Luzhin will not take place as long as he lives! He meets the policeman, Zamyotov, while he is out. The scene with Sonya's returning to her home introduces the very important personage of Svidrigailov. Later, in the streets, Raskolnikov hears that the pawnbroker will be alone in her apartment the next evening. He takes the purse and drops the crosses on the body, then returns to the bedroom. Since then the family had moved around and Marmeladov had obtained a position and lost it through drinking. Raskolnikov, who is visiting his mother, tells her that he will always love her and then returns to his room, where he tells Dunya that he is planning to confess. Petersburg to try to hook up with Dounia.
Another person joins the large gentleman, whom he addresses as. Summary The family conference is suddenly interrupted by the appearance of Sonya, dressed in modest simplicity, filled with embarrassment and humility. Raskolnikov's personal schism, which we have already glimpsed, comes through very clearly in this chapter. He enters a nearby cook-shop, where he drinks a glass of vodka and eats a piece of pie. Raskolnikov is once again caught in his own schism. Analysis This chapter is the most disjointed or the least unified of any chapter.
Razumikhin, Zossimov, and Nastasya chat about the recent double murder. He cannot think clearly, cannot see the situation as a whole. He's freezing in the hot sunlight. She collapses after a confrontation with a policeman and, soon after being brought back to her room, dies. Finally, he urges him to confess, telling him that he will receive a lighter sentence if he does so.
He goes to the Crystal Palace and runs into Zametov, a cop. Unfortunately for Dunya, Marfa Petrovna, the lady of the house, overheard her husband and Dunya in the garden one day, and confronted them with the assumption that Dunya was at fault. He forces Sonya to read to him the biblical story of Lazarus, who was resurrected by Jesus. On his way out, Raskolnikov notices a crowd gathering in the street. There he finds that the outside door, between the entryway and the stairs, is open! Chapter 7: The door is opened a crack and two eyes peer out at him mistrustfully.
Suddenly Raskolnikov gets very angry and is possessed by the desire to insult the man. She asks what kind of work, and he replies that he thinks, which response sends her into gales of laughter. He doesn't know what to do with himself. It is also testament to his overwhelming fear. Raskolnikov mentions crime and murder, almost convincing the policeman that he is the killer. Dostoevsky may be making an oblique comment on faith, notably that Raskolnikov's must not have been very strong if it could be so easily overthrown.
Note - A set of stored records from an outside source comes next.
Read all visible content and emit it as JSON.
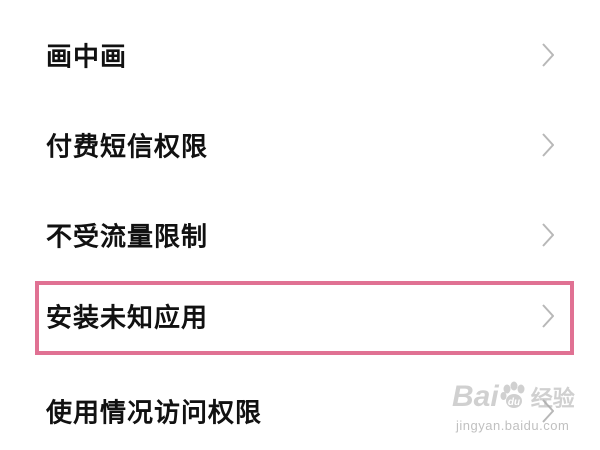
{
  "settings_list": {
    "items": [
      {
        "label": "画中画",
        "icon": "chevron-right-icon",
        "highlighted": false
      },
      {
        "label": "付费短信权限",
        "icon": "chevron-right-icon",
        "highlighted": false
      },
      {
        "label": "不受流量限制",
        "icon": "chevron-right-icon",
        "highlighted": false
      },
      {
        "label": "安装未知应用",
        "icon": "chevron-right-icon",
        "highlighted": true
      },
      {
        "label": "使用情况访问权限",
        "icon": "chevron-right-icon",
        "highlighted": false
      }
    ]
  },
  "highlight": {
    "color": "#e07193"
  },
  "watermark": {
    "logo_text_left": "Bai",
    "logo_text_right": "经验",
    "url": "jingyan.baidu.com"
  },
  "colors": {
    "background": "#ffffff",
    "text": "#111111",
    "chevron": "#b8b8b8"
  }
}
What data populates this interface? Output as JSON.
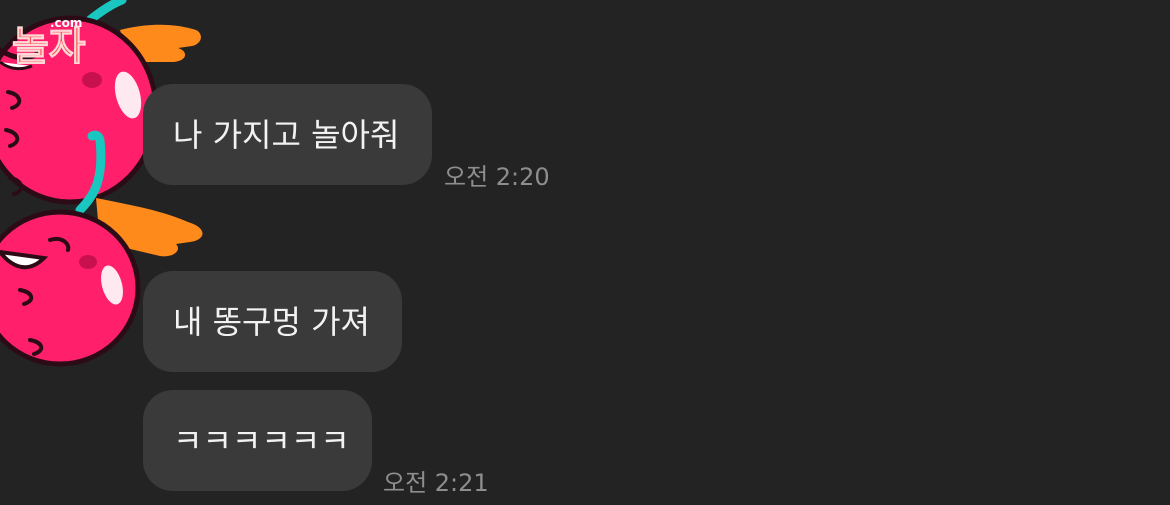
{
  "logo": {
    "text": "놀자",
    "domain": ".com"
  },
  "messages": [
    {
      "text": "나 가지고 놀아줘",
      "time": "오전 2:20"
    },
    {
      "text": "내 똥구멍 가져"
    },
    {
      "text": "ㅋㅋㅋㅋㅋㅋ",
      "time": "오전 2:21"
    }
  ],
  "colors": {
    "background": "#232323",
    "bubble": "#3a3a3a",
    "bubble_text": "#f2f2f2",
    "timestamp": "#8e8e8e",
    "cherry": "#ff1f6b",
    "stem": "#19c6c0",
    "hand": "#ff8a1c"
  }
}
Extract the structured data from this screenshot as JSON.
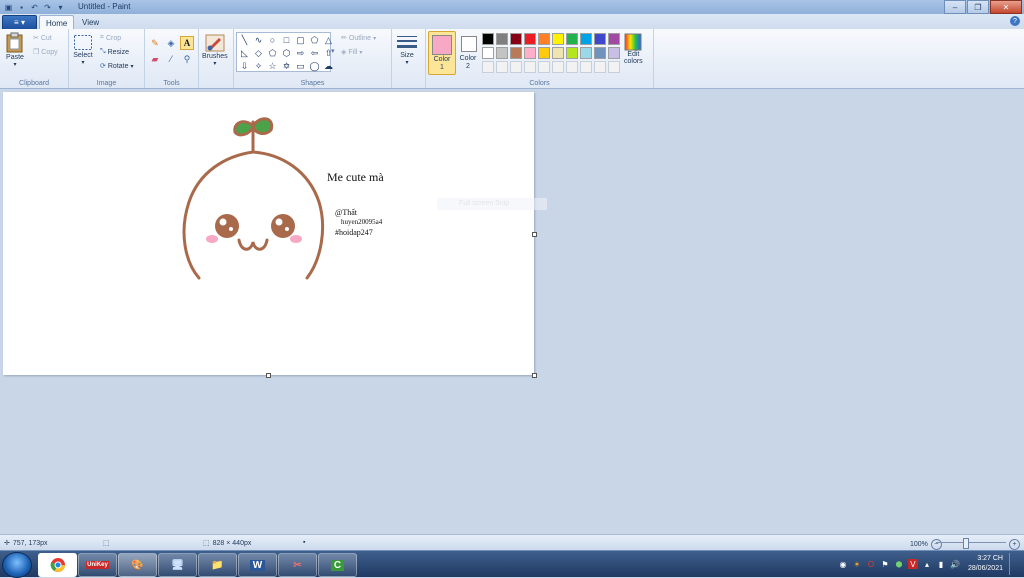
{
  "window": {
    "title": "Untitled - Paint"
  },
  "tabs": {
    "home": "Home",
    "view": "View"
  },
  "ribbon": {
    "clipboard": {
      "paste": "Paste",
      "cut": "Cut",
      "copy": "Copy",
      "label": "Clipboard"
    },
    "image": {
      "select": "Select",
      "crop": "Crop",
      "resize": "Resize",
      "rotate": "Rotate",
      "label": "Image"
    },
    "tools": {
      "label": "Tools"
    },
    "brushes": {
      "label": "Brushes"
    },
    "shapes": {
      "outline": "Outline",
      "fill": "Fill",
      "label": "Shapes"
    },
    "size": {
      "label": "Size"
    },
    "colors": {
      "color1": "Color",
      "color1_num": "1",
      "color2": "Color",
      "color2_num": "2",
      "edit": "Edit",
      "edit2": "colors",
      "label": "Colors",
      "color1_value": "#f7a8c4",
      "color2_value": "#ffffff",
      "palette": [
        "#000000",
        "#7f7f7f",
        "#880015",
        "#ed1c24",
        "#ff7f27",
        "#fff200",
        "#22b14c",
        "#00a2e8",
        "#3f48cc",
        "#a349a4",
        "#ffffff",
        "#c3c3c3",
        "#b97a57",
        "#ffaec9",
        "#ffc90e",
        "#efe4b0",
        "#b5e61d",
        "#99d9ea",
        "#7092be",
        "#c8bfe7",
        "#f2f2f2",
        "#f2f2f2",
        "#f2f2f2",
        "#f2f2f2",
        "#f2f2f2",
        "#f2f2f2",
        "#f2f2f2",
        "#f2f2f2",
        "#f2f2f2",
        "#f2f2f2"
      ]
    }
  },
  "canvas": {
    "heading": "Me cute mà",
    "handle_line1": "@Thất",
    "handle_line2": "huyen20095a4",
    "hashtag": "#hoidap247",
    "faint_text": "Full screen Snip",
    "drawing_color": "#a86a4a"
  },
  "status": {
    "cursor": "757, 173px",
    "dimensions": "828 × 440px",
    "zoom": "100%"
  },
  "taskbar": {
    "time": "3:27 CH",
    "date": "28/06/2021"
  }
}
Fair Fights Crime and Punishment is a novel about human struggle and its varying degrees of results. After questioning Sonya about her morals concerning murder, Raskolnikov confesses his crime to her. Which means there wouldn't be any obstacles to Raskolnikov committing the murder as planned. Amalia Lippewechsel, the landlady, barges in at last and shouts at the Marmeladovs to clear out by the next day. When he catches up to the man in the street, the man calls him a murderer. Dunya was given job offers and the whole town began treating her with respect, and one , a distant relative of Marfa Petrovna, proposed to her. Marfa Svidrigailov, exonerated publically by the same woman, and then proposed to by a government official named Luzhin.
The rest of the book details Raskolnikov's personal and, at the very end, official punishment. Yet in the very midst of his careful preparation, he is alternately disturbed by the loathsomeness and ugliness of the crime and that his entire plan is atrocious and degrading. When Raskolnikov asks in jest whether Svidrigailov would ever consider shooting himself, to allay his boredom, Svidrigailov grows nervous—he does not like to hear the topic of death discussed. Place and heads toward K. Porfiry basically accuses Raskolnikov of being the murderer.
This rambling chapter is not at all typical of the rest of the novel. Interrupting his thoughts, Luzhin's roommate, Andre Semyonovitch Lebezyatnikov, engages him in a discussion on Russian philosophies and liberal ideas. He also realizes that his thoughts are confused, partly because he had eaten practically nothing for two days. Filled with a sudden thirst for alcohol, he descends into a tavern for the first time in his life and sits in a dark corner. He notices a bucket of water in the kitchen, and goes to wash his hands and the axe.